Year of Award


Document Type


Degree Type

Doctor of Philosophy (PhD)

Degree Name

Organismal Biology, Ecology, and Evolution

Department or School/College

Division of Biological Sciences

Committee Chair

Bret Tobalske

Commitee Members

Creagh Breuner, Art Woods, Douglas Altshuler, Douglas Warrick


bird, diving, flight


University of Montana


The entire diversity of life on earth exists in air or water. Whether an organism lives in air or water provides the most fundamental description of its physical world and establishes an organism’s ecological niche on the most essential level. Because these two fluids are vastly different from one another, they also dictate, via the process of natural selection, the morphology and physiology of the organisms which call them home. By studying how organisms interact with these fluids – to locomote or obtain food, for example – we have the ability to not only link organism form and function, but also to study the process of evolution itself. These two goals have been the focus of my dissertation, using diving birds as a model system.
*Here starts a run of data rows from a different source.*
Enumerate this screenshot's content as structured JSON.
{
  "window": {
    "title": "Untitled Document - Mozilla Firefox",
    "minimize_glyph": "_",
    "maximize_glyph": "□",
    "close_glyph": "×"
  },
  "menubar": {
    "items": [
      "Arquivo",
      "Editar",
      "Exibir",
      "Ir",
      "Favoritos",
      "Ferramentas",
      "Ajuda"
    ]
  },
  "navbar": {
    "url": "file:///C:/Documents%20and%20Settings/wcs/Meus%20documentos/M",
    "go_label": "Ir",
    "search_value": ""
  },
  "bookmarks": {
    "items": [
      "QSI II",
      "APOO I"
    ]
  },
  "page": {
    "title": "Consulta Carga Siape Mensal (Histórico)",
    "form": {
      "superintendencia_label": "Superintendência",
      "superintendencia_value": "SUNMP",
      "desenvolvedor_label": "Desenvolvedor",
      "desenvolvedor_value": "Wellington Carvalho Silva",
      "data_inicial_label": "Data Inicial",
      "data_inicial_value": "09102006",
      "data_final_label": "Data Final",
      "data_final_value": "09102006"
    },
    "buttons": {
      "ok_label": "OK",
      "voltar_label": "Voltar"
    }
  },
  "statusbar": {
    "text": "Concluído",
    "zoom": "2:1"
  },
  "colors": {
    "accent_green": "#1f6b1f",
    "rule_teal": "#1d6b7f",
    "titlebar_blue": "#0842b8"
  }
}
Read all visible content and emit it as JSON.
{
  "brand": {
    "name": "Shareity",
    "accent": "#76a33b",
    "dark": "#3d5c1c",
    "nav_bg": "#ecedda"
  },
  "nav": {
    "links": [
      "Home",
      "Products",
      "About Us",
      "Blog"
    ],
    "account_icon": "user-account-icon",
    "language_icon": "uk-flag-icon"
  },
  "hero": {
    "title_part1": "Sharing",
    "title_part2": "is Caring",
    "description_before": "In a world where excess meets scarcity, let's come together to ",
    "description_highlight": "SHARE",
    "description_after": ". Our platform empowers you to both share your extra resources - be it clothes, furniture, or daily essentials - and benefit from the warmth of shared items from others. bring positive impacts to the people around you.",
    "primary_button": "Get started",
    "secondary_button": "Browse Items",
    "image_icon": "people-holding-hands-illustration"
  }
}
Of the 40 extant orders of birds, 16 orders contain aquatic or semi-aquatic members – species which regularly locomote on or in water as part of their life-history. Birds constitute just over 30% of all terrestrial vertebrates; thus, the bird species which move in water are both substantial and diverse. Only 1 of 16 orders have lost the ability to fly. Species in the remaining 15 orders face simultaneous selection for effective and efficient locomotion in both air and water, despite the vast differences between these two fluids.

In Chapter 1 of this dissertation, I review the biomechanics of aquatic locomotion in birds and test existing hypotheses surrounding their morphologies. In Chapter 2, I use geometric morphometrics to determine how the multifunctionality of semi-aquatic birds – specifically, the wings of wing-propelled diving birds – has constrained or facilitated their morphological diversity. In Chapters 3 and 4, I use kinematic analysis to test whether the pressures of retaining aerial flight mean that species which use their wings for locomotion in both air and water are less effective and less efficient in water than lineages which have lost aerial flight. Finally, in Chapter 5, I document submerged aquatic locomotion in non-aquatic birds, despite a lack of selection or experience for this behavior, altering current understanding of the evolution of aquatic lifestyles in vertebrates.



© Copyright 2021 Anthony Barrett Lapansky